Tuesday, February 22, 2011

Michael - Step 1

There are many ways to paint a painting, so it's important to know what characteristics you want your finished painting to have.  When I'm clear about what I want for a certain painting, then the process to get there becomes a bit clearer.  In this case, I wanted to paint a solid painting of Michael - large masses and not much transparency.  


Michael - Step 1 • 12" x 16" • Oil on Panel

Step 1 - Tone, Anchor and Range

TONE - Unless I'm doing a transparent painting, I usually tone the surface of the painting to get rid of the white.  In this case, I wanted a little texture since I thought that there might be some part of the background that would show through - however, I didn't want too much texture in the face since I wanted the planes to be fairly large masses.  Why tan?  So the face could be built up on analogous colors.

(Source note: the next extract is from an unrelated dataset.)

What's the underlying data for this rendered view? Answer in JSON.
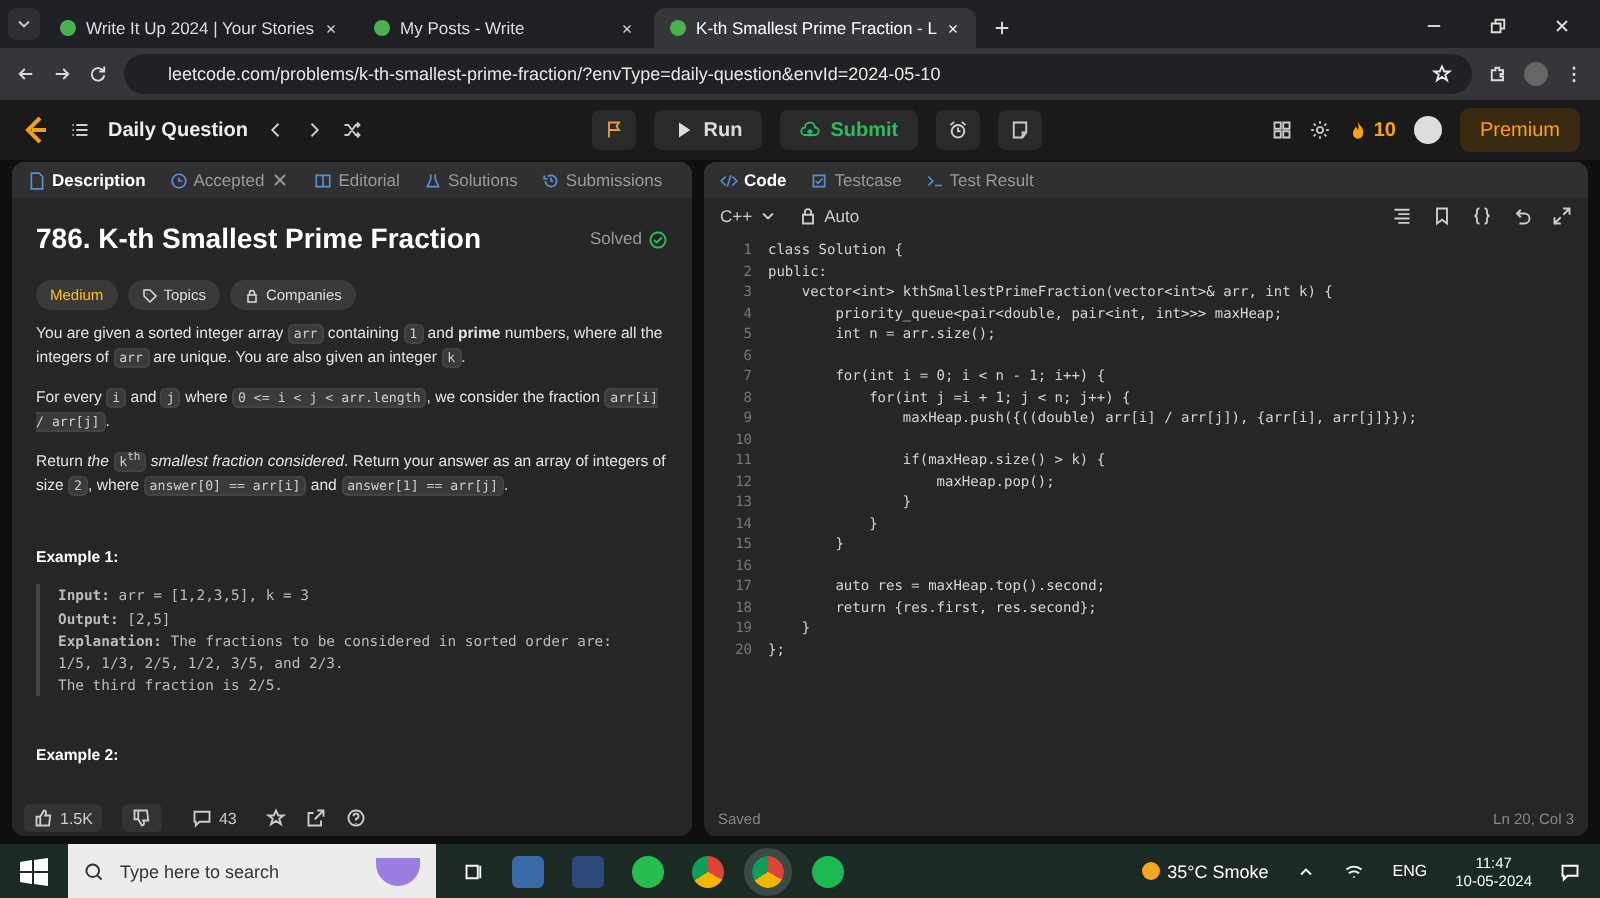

ANCHOR - There are billions of humans on the earth and word is that we all look different.  I am taking this on faith since I haven't checked everyone . . . though some research indicates that there are certain people who look like each other.  In any event, most all of us have two eyes, two ears, one mouth and one nose.  The reason we all look different is that each individual's features and the distances between them are slightly unique.  When you paint a portrait, it is usually implied that you obtain a likeness of the subject, requiring accurate depiction and location of that individual's features on your painting.  I've found that I can do this best by establishing a point of reference against which I measure the other features.  I call this my anchor and I generally use an eye.  The reason for this is that the eye contains several points (like the tear duct) and distinct contrasts (like the iris against the white of the eyes).  The mouth moves too much and the nostrils are usually too small.  You can see in this image of Step 1 that I'll often paint vertical or horizontal guidelines to help me line up the other features of the face according to the anchor point.

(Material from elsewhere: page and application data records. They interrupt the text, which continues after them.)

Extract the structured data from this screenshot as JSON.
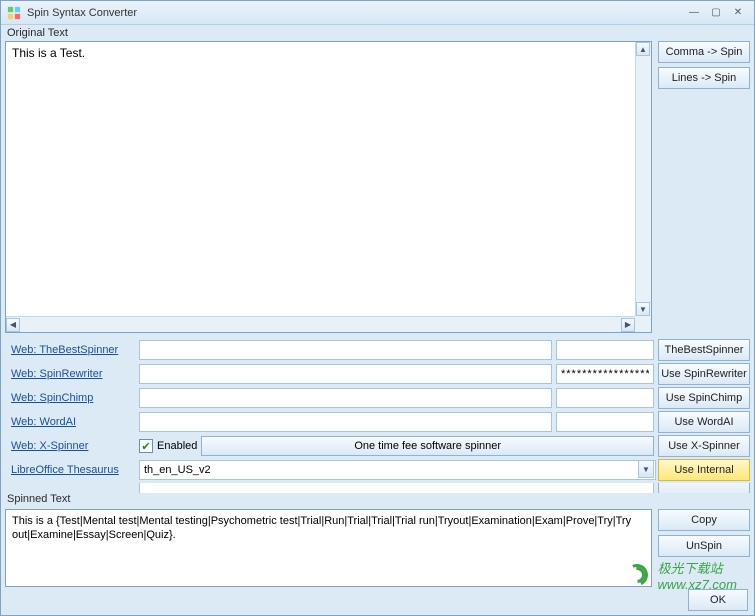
{
  "title": "Spin Syntax Converter",
  "sections": {
    "original_label": "Original Text",
    "spinned_label": "Spinned Text"
  },
  "original_text": "This is a Test.",
  "top_buttons": {
    "comma": "Comma -> Spin",
    "lines": "Lines -> Spin"
  },
  "spinners": [
    {
      "link": "Web: TheBestSpinner",
      "input1": "",
      "input2": "",
      "button": "TheBestSpinner"
    },
    {
      "link": "Web: SpinRewriter",
      "input1": "",
      "input2": "******************",
      "button": "Use SpinRewriter"
    },
    {
      "link": "Web: SpinChimp",
      "input1": "",
      "input2": "",
      "button": "Use SpinChimp"
    },
    {
      "link": "Web: WordAI",
      "input1": "",
      "input2": "",
      "button": "Use WordAI"
    }
  ],
  "xspinner": {
    "link": "Web: X-Spinner",
    "enabled_checked": true,
    "enabled_label": "Enabled",
    "onetime": "One time fee software spinner",
    "button": "Use X-Spinner"
  },
  "libre": {
    "link": "LibreOffice Thesaurus",
    "select_value": "th_en_US_v2",
    "button": "Use Internal"
  },
  "extra_row": {
    "link": "",
    "button": ""
  },
  "spinned_text": "This is a {Test|Mental test|Mental testing|Psychometric test|Trial|Run|Trial|Trial|Trial run|Tryout|Examination|Exam|Prove|Try|Try out|Examine|Essay|Screen|Quiz}.",
  "spinned_buttons": {
    "copy": "Copy",
    "unspin": "UnSpin"
  },
  "ok": "OK",
  "watermark": {
    "text1": "极光下载站",
    "text2": "www.xz7.com"
  }
}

RANGE - Once the features are in place, I need to establish my value range.  I'll try to find the large value masses and indicate these roughly.  I also indicate the darkest darks and the lightest lights of the painting, then I know that the other values must fall between these parameters.


 . . . Next up - Filling the canvas - no surprises.

4 comments: